Many things can become resolved by acknowledging the first child who died early — or any family member where there is confusion about their order.

People who have been confused about their order feel a sense of empowerment in finding their place. They often have a sense of recovering something that has been missing all of their lives; a sense of finding a place that is more authentic than they have ever experienced.

Ravens Protecting Owl, Kenojuak Ashevak

There needs to be a balance of giving and receiving

When someone gives to you, there is a natural tendency to want to give something back — and maybe even a little more than what they gave to you. When a person takes too much, or takes something they are not entitled to, the system knows there is a deficit, and will attempt to make up for it in some way.

This is not a new discovery, but a very old one. In its most basic form, Hellinger describes the evolutionary impulse to keep giving life energy in the way parents pass life down to their children. Children feel the importance of this gift and naturally feel compelled to do just about anything for their parents in order to give back. Subconsciously out of love they may try to “help” their parents by sharing in their struggles. They hold a stance of “I’ll carry the burden for you…” in an attempt to repay them. This leads to imbalances that we often see in family constellations, as there is nothing children can do directly for their parents to repay their feeling of indebtedness.

From a systemic perspective, the best way for children go “give back” is to say those most important words, “Thank you,” and to let life keep moving through them — through their own offspring or through their creative works in the world. Living into the fullness of the life energy and gifts we were given is a big way to restore balance.

Hellinger stresses that the Orders of Love are not rigid rules and should not be applied in a rigid way. They are the guide that a facilitator checks after a constellation is set up and the first image emerges: “Who or what has been excluded?” “Who is not taking their place in the system?” “Where is the balance of giving and taking out of balance?” The Orders of Love are the map that we follow to find our way back to that the missing piece that changes everything.

Interwoven Owl, Kenojuak Ashevak

“People often treat these orders
as if they were opinions
Which may be adopted or not
And changed at will.
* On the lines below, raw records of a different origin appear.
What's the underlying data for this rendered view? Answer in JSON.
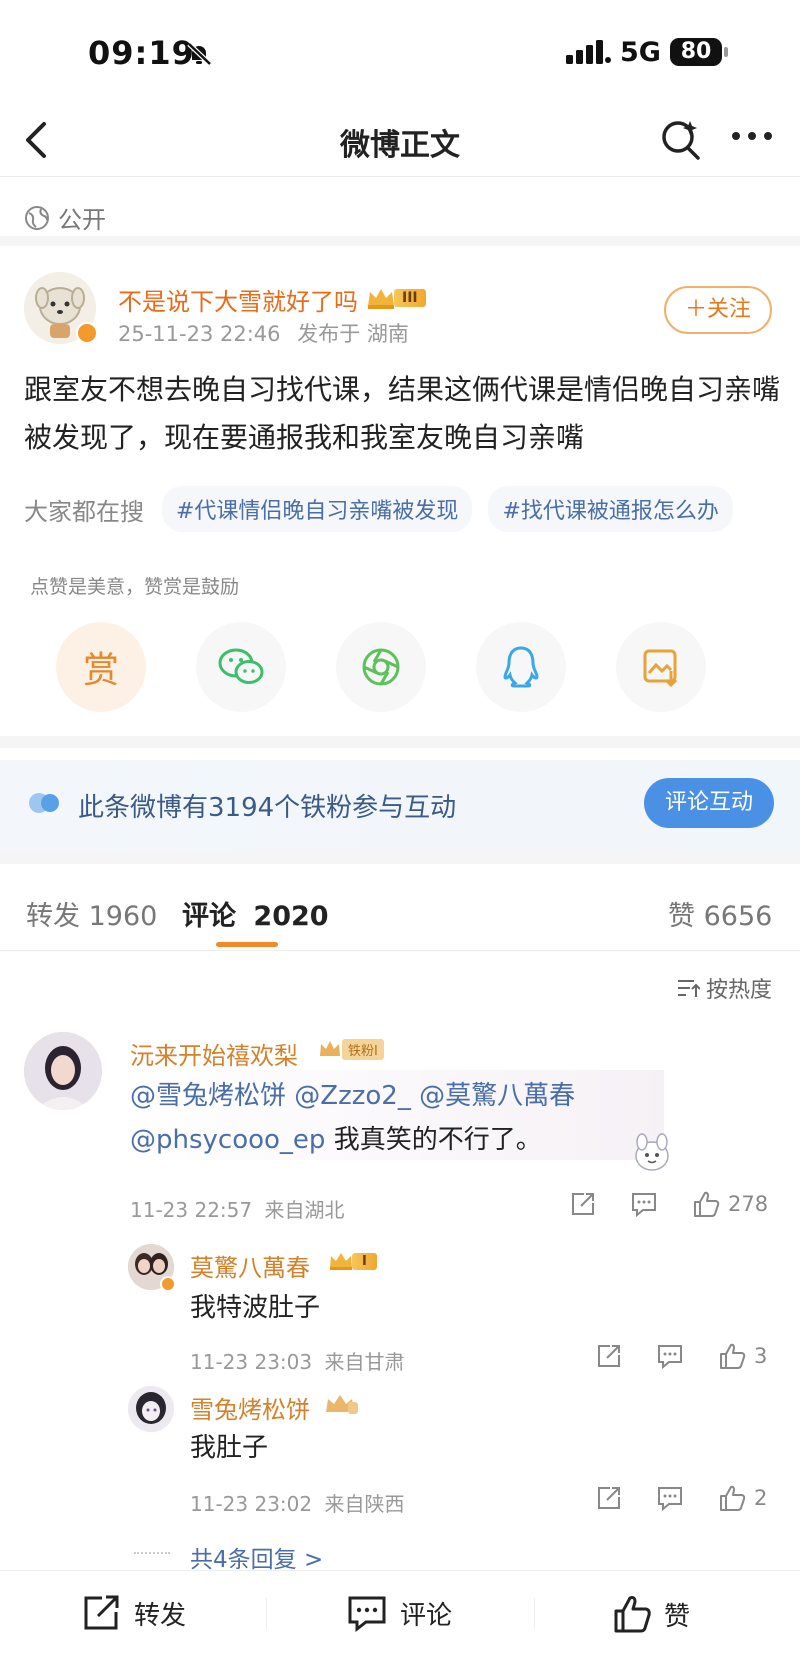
{
  "status_bar": {
    "time": "09:19",
    "network": "5G",
    "battery": "80"
  },
  "nav": {
    "title": "微博正文"
  },
  "visibility": "公开",
  "author": {
    "name": "不是说下大雪就好了吗",
    "badge": "III",
    "time": "25-11-23 22:46",
    "location": "发布于 湖南",
    "follow_label": "＋关注"
  },
  "post": {
    "text": "跟室友不想去晚自习找代课，结果这俩代课是情侣晚自习亲嘴被发现了，现在要通报我和我室友晚自习亲嘴"
  },
  "search": {
    "label": "大家都在搜",
    "chips": [
      "#代课情侣晚自习亲嘴被发现",
      "#找代课被通报怎么办"
    ]
  },
  "reward": {
    "tip": "点赞是美意，赞赏是鼓励",
    "reward_label": "赏",
    "icons": [
      "reward-icon",
      "wechat-icon",
      "moments-icon",
      "qq-icon",
      "save-image-icon"
    ]
  },
  "fans": {
    "text": "此条微博有3194个铁粉参与互动",
    "button": "评论互动"
  },
  "tabs": {
    "repost": "转发 1960",
    "comment_label": "评论",
    "comment_count": "2020",
    "like": "赞 6656"
  },
  "sort_label": "按热度",
  "comments": [
    {
      "name": "沅来开始禧欢梨",
      "badge": "铁粉Ⅰ",
      "mentions": "@雪兔烤松饼 @Zzzo2_ @莫驚八萬春",
      "line2_at": "@phsycooo_ep",
      "line2_text": " 我真笑的不行了。",
      "time": "11-23 22:57",
      "location": "来自湖北",
      "likes": "278"
    }
  ],
  "replies": [
    {
      "name": "莫驚八萬春",
      "badge": "I",
      "text": "我特波肚子",
      "time": "11-23 23:03",
      "location": "来自甘肃",
      "likes": "3"
    },
    {
      "name": "雪兔烤松饼",
      "text": "我肚子",
      "time": "11-23 23:02",
      "location": "来自陕西",
      "likes": "2"
    }
  ],
  "more_replies": "共4条回复 >",
  "bottom": {
    "repost": "转发",
    "comment": "评论",
    "like": "赞"
  },
  "colors": {
    "accent_orange": "#e8791f",
    "link_blue": "#4a6ea8",
    "button_blue": "#4a91e6"
  }
}
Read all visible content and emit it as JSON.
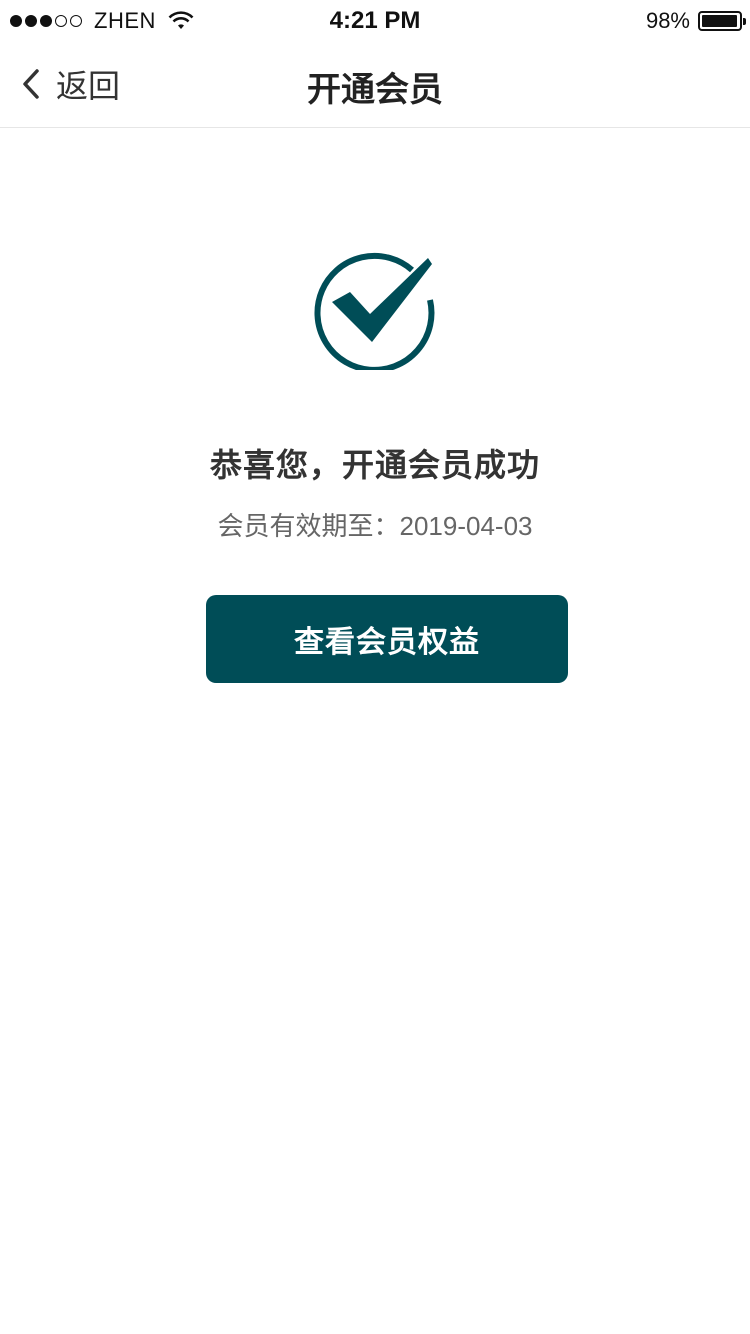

But they are given to us as they are.
They have effects independent of our understanding.
They are not created, they can only be discovered.
We can only recognize the orders from their effects,
In the same way we are aware of the existence of soul and consciousness only by their effects upon us.”
Bert Hellinger, Supporting Love, 2001